However, being a pet owner can be hard work. Some owners fail to understand the needs and requirements of their pets. This is why there is a need to have a pet health history that should include information about dogs and how they react to common diseases. For example, scientific research has found out that overweight dogs become more susceptible to heart problems.
Scientific research has also proven that a dog owner can improve his or her pet’s health and life by providing it with essential nutrition. One way of providing a dog with essential nutrition is by praising them when they behave in a desirable way. When a dog behaves in a way that is enjoyable to you, it becomes easy to encourage this kind of behaviour through positive reinforcement.
In order to promote a happy and good health, dogs need access to ample amounts of fresh and clean water. Owners should ensure that they feed their pets with high quality food designed for dogs. Providing a good diet to your dog, ensures that it develops a good immune system, increases its energy level, and stays fit and healthy.
One of the major factors contributing to the survival and health of dogs is the quality of their shelter. A recent scientific study found out that shelter dogs which received adequate care and affection lived longer than those that did not. Moreover, animals which were exposed to several hazards lived shorter than those who stayed alone. Researchers discovered that shelter dogs that were exposed to different kinds of danger and stressful situations lived longer than animals that were left alone. The study also revealed that animals in shelters are less aggressive and have lower reproductive success compared to their wild counterparts.

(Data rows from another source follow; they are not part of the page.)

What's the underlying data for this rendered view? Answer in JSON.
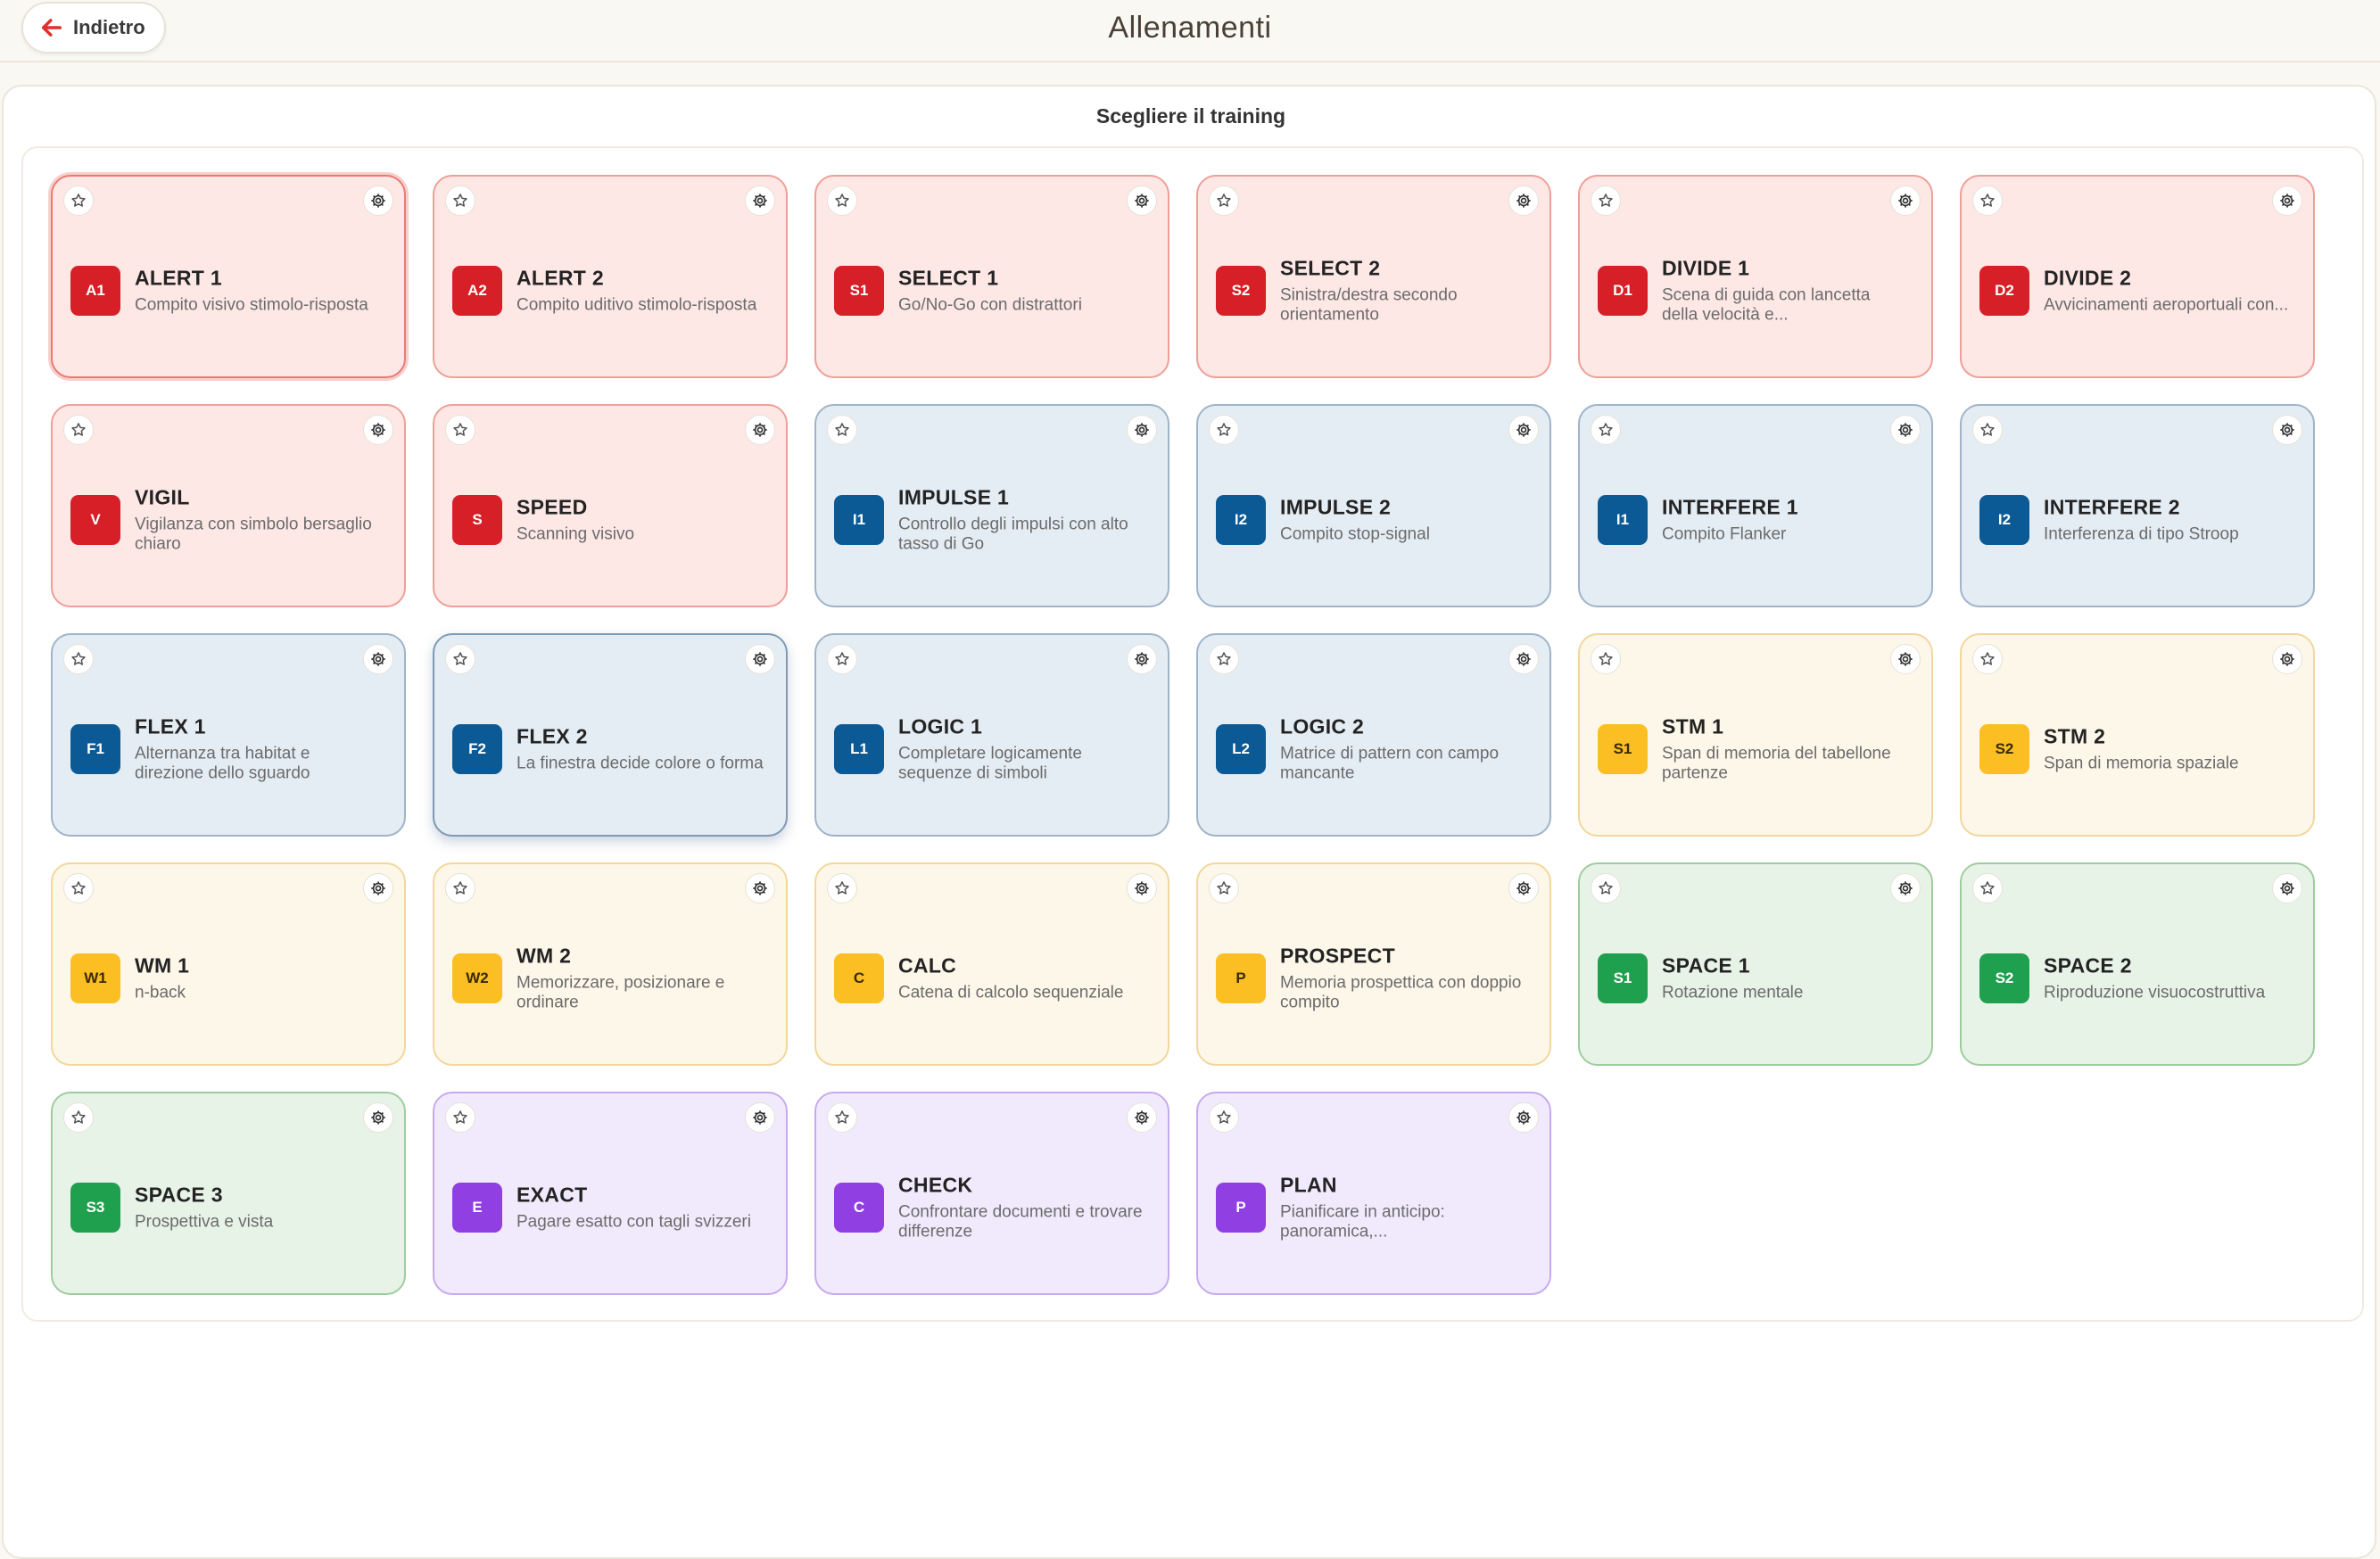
{
  "header": {
    "back_label": "Indietro",
    "title": "Allenamenti"
  },
  "panel": {
    "subtitle": "Scegliere il training"
  },
  "colors": {
    "red": "#d71f27",
    "blue": "#0b5a96",
    "yellow": "#fbbf24",
    "green": "#1fa04f",
    "purple": "#8f3fe2"
  },
  "cards": [
    {
      "code": "A1",
      "title": "ALERT 1",
      "desc": "Compito visivo stimolo-risposta",
      "color": "red"
    },
    {
      "code": "A2",
      "title": "ALERT 2",
      "desc": "Compito uditivo stimolo-risposta",
      "color": "red"
    },
    {
      "code": "S1",
      "title": "SELECT 1",
      "desc": "Go/No-Go con distrattori",
      "color": "red"
    },
    {
      "code": "S2",
      "title": "SELECT 2",
      "desc": "Sinistra/destra secondo orientamento",
      "color": "red"
    },
    {
      "code": "D1",
      "title": "DIVIDE 1",
      "desc": "Scena di guida con lancetta della velocità e...",
      "color": "red"
    },
    {
      "code": "D2",
      "title": "DIVIDE 2",
      "desc": "Avvicinamenti aeroportuali con...",
      "color": "red"
    },
    {
      "code": "V",
      "title": "VIGIL",
      "desc": "Vigilanza con simbolo bersaglio chiaro",
      "color": "red"
    },
    {
      "code": "S",
      "title": "SPEED",
      "desc": "Scanning visivo",
      "color": "red"
    },
    {
      "code": "I1",
      "title": "IMPULSE 1",
      "desc": "Controllo degli impulsi con alto tasso di Go",
      "color": "blue"
    },
    {
      "code": "I2",
      "title": "IMPULSE 2",
      "desc": "Compito stop-signal",
      "color": "blue"
    },
    {
      "code": "I1",
      "title": "INTERFERE 1",
      "desc": "Compito Flanker",
      "color": "blue"
    },
    {
      "code": "I2",
      "title": "INTERFERE 2",
      "desc": "Interferenza di tipo Stroop",
      "color": "blue"
    },
    {
      "code": "F1",
      "title": "FLEX 1",
      "desc": "Alternanza tra habitat e direzione dello sguardo",
      "color": "blue"
    },
    {
      "code": "F2",
      "title": "FLEX 2",
      "desc": "La finestra decide colore o forma",
      "color": "blue"
    },
    {
      "code": "L1",
      "title": "LOGIC 1",
      "desc": "Completare logicamente sequenze di simboli",
      "color": "blue"
    },
    {
      "code": "L2",
      "title": "LOGIC 2",
      "desc": "Matrice di pattern con campo mancante",
      "color": "blue"
    },
    {
      "code": "S1",
      "title": "STM 1",
      "desc": "Span di memoria del tabellone partenze",
      "color": "yellow"
    },
    {
      "code": "S2",
      "title": "STM 2",
      "desc": "Span di memoria spaziale",
      "color": "yellow"
    },
    {
      "code": "W1",
      "title": "WM 1",
      "desc": "n-back",
      "color": "yellow"
    },
    {
      "code": "W2",
      "title": "WM 2",
      "desc": "Memorizzare, posizionare e ordinare",
      "color": "yellow"
    },
    {
      "code": "C",
      "title": "CALC",
      "desc": "Catena di calcolo sequenziale",
      "color": "yellow"
    },
    {
      "code": "P",
      "title": "PROSPECT",
      "desc": "Memoria prospettica con doppio compito",
      "color": "yellow"
    },
    {
      "code": "S1",
      "title": "SPACE 1",
      "desc": "Rotazione mentale",
      "color": "green"
    },
    {
      "code": "S2",
      "title": "SPACE 2",
      "desc": "Riproduzione visuocostruttiva",
      "color": "green"
    },
    {
      "code": "S3",
      "title": "SPACE 3",
      "desc": "Prospettiva e vista",
      "color": "green"
    },
    {
      "code": "E",
      "title": "EXACT",
      "desc": "Pagare esatto con tagli svizzeri",
      "color": "purple"
    },
    {
      "code": "C",
      "title": "CHECK",
      "desc": "Confrontare documenti e trovare differenze",
      "color": "purple"
    },
    {
      "code": "P",
      "title": "PLAN",
      "desc": "Pianificare in anticipo: panoramica,...",
      "color": "purple"
    }
  ]
}
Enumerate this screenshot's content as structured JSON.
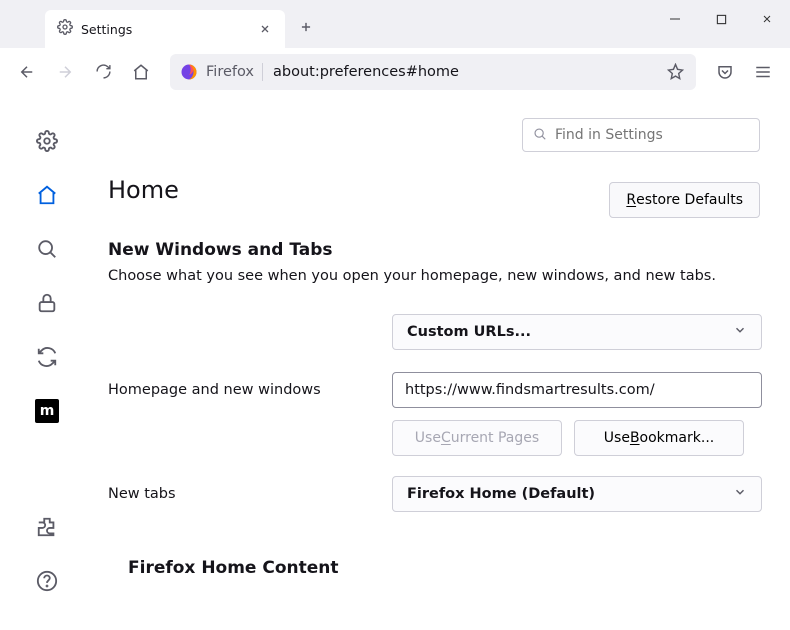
{
  "tab": {
    "title": "Settings"
  },
  "urlbar": {
    "label": "Firefox",
    "address": "about:preferences#home"
  },
  "search": {
    "placeholder": "Find in Settings"
  },
  "page": {
    "title": "Home",
    "restore": "Restore Defaults"
  },
  "section": {
    "heading": "New Windows and Tabs",
    "desc": "Choose what you see when you open your homepage, new windows, and new tabs."
  },
  "homepage": {
    "label": "Homepage and new windows",
    "select": "Custom URLs...",
    "value": "https://www.findsmartresults.com/",
    "useCurrent": "Use Current Pages",
    "useBookmark": "Use Bookmark..."
  },
  "newtabs": {
    "label": "New tabs",
    "select": "Firefox Home (Default)"
  },
  "subsection": "Firefox Home Content"
}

Dogs are truly wonderful companions and pets that offer love, warmth and company. However, as much as owning dogs is a rewarding experience, it is essential to take care of them properly to ensure their physical health and longevity. Pets should be given ample care and attention so that they can grow up to be healthy and happy dogs. Through proper veterinary care, pets can live long and happy lives.
Owning dogs is a great experience but it is not an easy task to keep them happy and healthy all the time. We have to make sure that our dogs have proper vaccinations, regular health checkups, deworming sessions and flea and tick treatments. Pets must be protected from extreme weather conditions as well as from other pets and animals. We must take good care of our dogs by providing them with ample exercises and physical activities like playing with them and making them go for walks. Giving dogs away as gifts is another excellent way of making them happy and healthy all the time.
Keeping a pet dog is not easy and we would not want them to become sick or miserable. So, we need to be responsible enough to take care of them properly. We must also train our pets to obey us and follow our commands. Doing so will make them feel secure and protected. Ultimately, our dogs need confidence and a sense of belonging because without these things, dogs will not be able to maintain a healthy relationship with their owners.